• _MATERIAL FOR THE TASK_:
● ● ● ● ●
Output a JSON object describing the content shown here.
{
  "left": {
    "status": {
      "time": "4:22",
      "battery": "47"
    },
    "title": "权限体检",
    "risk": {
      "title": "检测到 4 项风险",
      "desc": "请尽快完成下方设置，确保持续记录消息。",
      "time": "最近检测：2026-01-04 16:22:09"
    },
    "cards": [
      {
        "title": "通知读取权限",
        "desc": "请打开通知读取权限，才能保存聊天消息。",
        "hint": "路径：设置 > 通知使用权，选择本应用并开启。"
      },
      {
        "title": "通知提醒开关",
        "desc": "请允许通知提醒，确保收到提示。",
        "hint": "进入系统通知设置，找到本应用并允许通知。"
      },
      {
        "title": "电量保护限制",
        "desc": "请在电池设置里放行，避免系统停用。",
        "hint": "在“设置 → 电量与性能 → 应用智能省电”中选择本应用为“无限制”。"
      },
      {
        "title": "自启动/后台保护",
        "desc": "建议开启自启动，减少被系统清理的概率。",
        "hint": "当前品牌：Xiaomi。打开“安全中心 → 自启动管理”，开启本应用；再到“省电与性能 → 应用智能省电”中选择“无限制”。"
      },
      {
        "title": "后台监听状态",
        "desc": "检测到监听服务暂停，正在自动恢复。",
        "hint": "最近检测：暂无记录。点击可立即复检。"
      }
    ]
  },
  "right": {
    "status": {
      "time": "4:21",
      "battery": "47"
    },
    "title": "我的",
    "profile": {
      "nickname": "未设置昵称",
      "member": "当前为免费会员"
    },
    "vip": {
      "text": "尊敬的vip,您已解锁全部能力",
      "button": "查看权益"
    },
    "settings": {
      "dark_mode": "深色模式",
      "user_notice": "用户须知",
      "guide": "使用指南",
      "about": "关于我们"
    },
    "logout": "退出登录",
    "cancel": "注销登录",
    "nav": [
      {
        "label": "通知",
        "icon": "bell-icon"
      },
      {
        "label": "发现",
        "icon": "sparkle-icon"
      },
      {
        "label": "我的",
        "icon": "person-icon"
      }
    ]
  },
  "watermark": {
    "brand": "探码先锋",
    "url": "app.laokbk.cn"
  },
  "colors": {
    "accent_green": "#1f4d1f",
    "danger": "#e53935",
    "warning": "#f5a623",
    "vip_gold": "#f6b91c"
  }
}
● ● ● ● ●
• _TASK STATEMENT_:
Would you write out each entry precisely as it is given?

• _EXERCISE ANSWER_:
Output a JSON object describing the content shown here.
{
  "left": {
    "status": {
      "time": "4:22",
      "battery": "47"
    },
    "title": "权限体检",
    "risk": {
      "title": "检测到 4 项风险",
      "desc": "请尽快完成下方设置，确保持续记录消息。",
      "time": "最近检测：2026-01-04 16:22:09"
    },
    "cards": [
      {
        "title": "通知读取权限",
        "desc": "请打开通知读取权限，才能保存聊天消息。",
        "hint": "路径：设置 > 通知使用权，选择本应用并开启。"
      },
      {
        "title": "通知提醒开关",
        "desc": "请允许通知提醒，确保收到提示。",
        "hint": "进入系统通知设置，找到本应用并允许通知。"
      },
      {
        "title": "电量保护限制",
        "desc": "请在电池设置里放行，避免系统停用。",
        "hint": "在“设置 → 电量与性能 → 应用智能省电”中选择本应用为“无限制”。"
      },
      {
        "title": "自启动/后台保护",
        "desc": "建议开启自启动，减少被系统清理的概率。",
        "hint": "当前品牌：Xiaomi。打开“安全中心 → 自启动管理”，开启本应用；再到“省电与性能 → 应用智能省电”中选择“无限制”。"
      },
      {
        "title": "后台监听状态",
        "desc": "检测到监听服务暂停，正在自动恢复。",
        "hint": "最近检测：暂无记录。点击可立即复检。"
      }
    ]
  },
  "right": {
    "status": {
      "time": "4:21",
      "battery": "47"
    },
    "title": "我的",
    "profile": {
      "nickname": "未设置昵称",
      "member": "当前为免费会员"
    },
    "vip": {
      "text": "尊敬的vip,您已解锁全部能力",
      "button": "查看权益"
    },
    "settings": {
      "dark_mode": "深色模式",
      "user_notice": "用户须知",
      "guide": "使用指南",
      "about": "关于我们"
    },
    "logout": "退出登录",
    "cancel": "注销登录",
    "nav": [
      {
        "label": "通知",
        "icon": "bell-icon"
      },
      {
        "label": "发现",
        "icon": "sparkle-icon"
      },
      {
        "label": "我的",
        "icon": "person-icon"
      }
    ]
  },
  "watermark": {
    "brand": "探码先锋",
    "url": "app.laokbk.cn"
  },
  "colors": {
    "accent_green": "#1f4d1f",
    "danger": "#e53935",
    "warning": "#f5a623",
    "vip_gold": "#f6b91c"
  }
}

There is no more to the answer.